Oštro attached tracking devices to two electronic candles. We threw the first one in the candle container at the Bohinjska Bistrica cemetery in July, but ten days later, we lost contact with it.
The Bohinj municipality said that the container had only been emptied at the beginning of August, so the tracking device most probably lost its connection while it was still on the site. The candles from that cemetery are first taken to a collection centre and then handed over to the company Ekol.
The other candle was disposed of in a container at the Žale cemetery in Ljubljana at the beginning of November. Soon after it reached the facility of the Plastkom company in Jesenice, where it remained at the time of publication.
Plastkom first weighs the candles and separates paraffin wax candles from electronic lantern candles, the company told Oštro. The paraffin wax is melted and sold, while the housing of the candles is recycled.
The procedure for dismantling electronic candles is somewhat more time-consuming as they are first sorted by the material of the housing, after which the batteries are removed. Housings from PVC plastic are processed into granules, while those made of PET plastic are sent to incineration.
‘Lost’ Asbestos Roofing
At the end of June we noticed an illegally dumped pile of old asbestos roofing near a footpath along the Sava river in Ljubljana. We chose it as suitable for the project.
A reporter put on protective clothing, boots and a mask and installed two tracking devices on parts of the roofing. The waste was then wrapped in plastic wrap as per the regulation on asbestos-containing waste and taken to collection centres in Barje and Vrhnika.
The tracking device disposed of in Vrhnika lost connection after a week. It is not clear why. The local public utility company told Oštro that they stack the roofing on palettes and wrap it in plastic, marked with the type of waste that it contains. Then it is handed over to the company Saubermacher that won the deal in a public tender.
Saubermacher stated that they transfer asbestos roofing to an “authorized company with all the required permits.” They did not reveal the name of that company.
Oštro managed to maintain the connection with the tracking device of asbestos roofing taken to Barje for slightly longer.
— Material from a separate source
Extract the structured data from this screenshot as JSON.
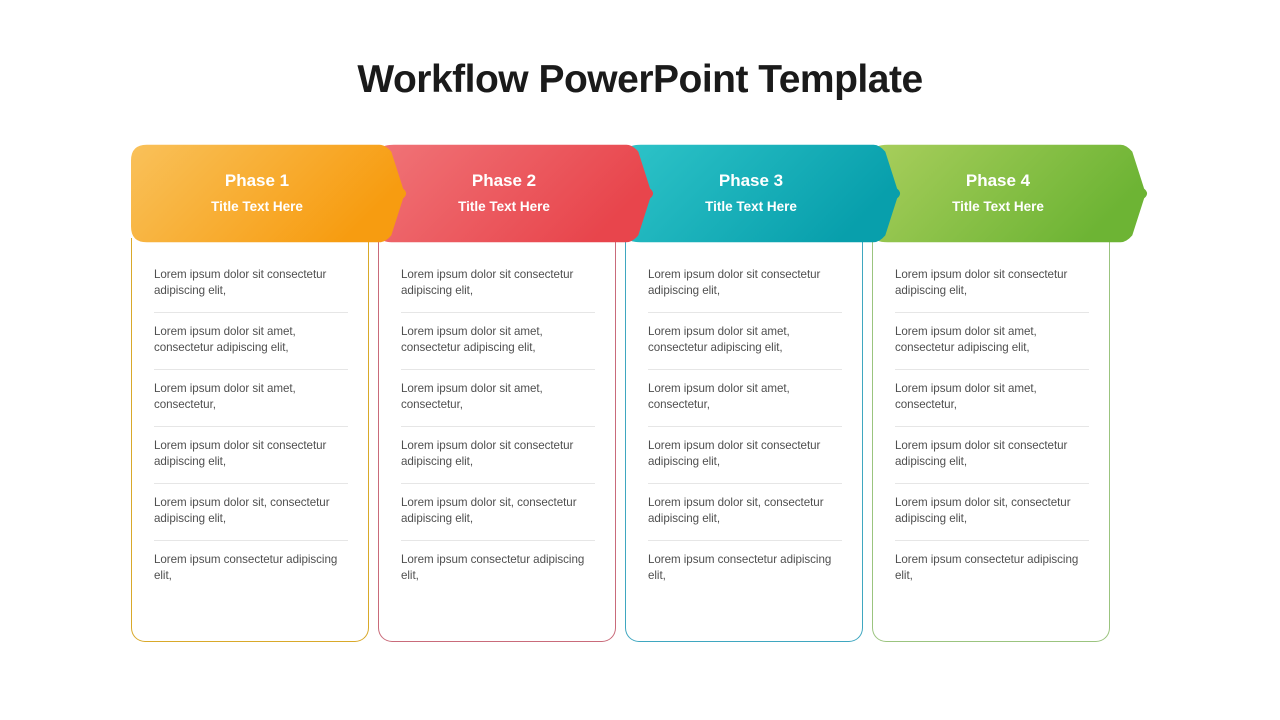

The public utility company Vo-Ka Snaga told Oštro that asbestos roofing is taken to a landfill a few hundred meters away, two to three times a week. Such a small movement was not detected by our tracking device, thus, Oštro could not identify its final destination without a doubt.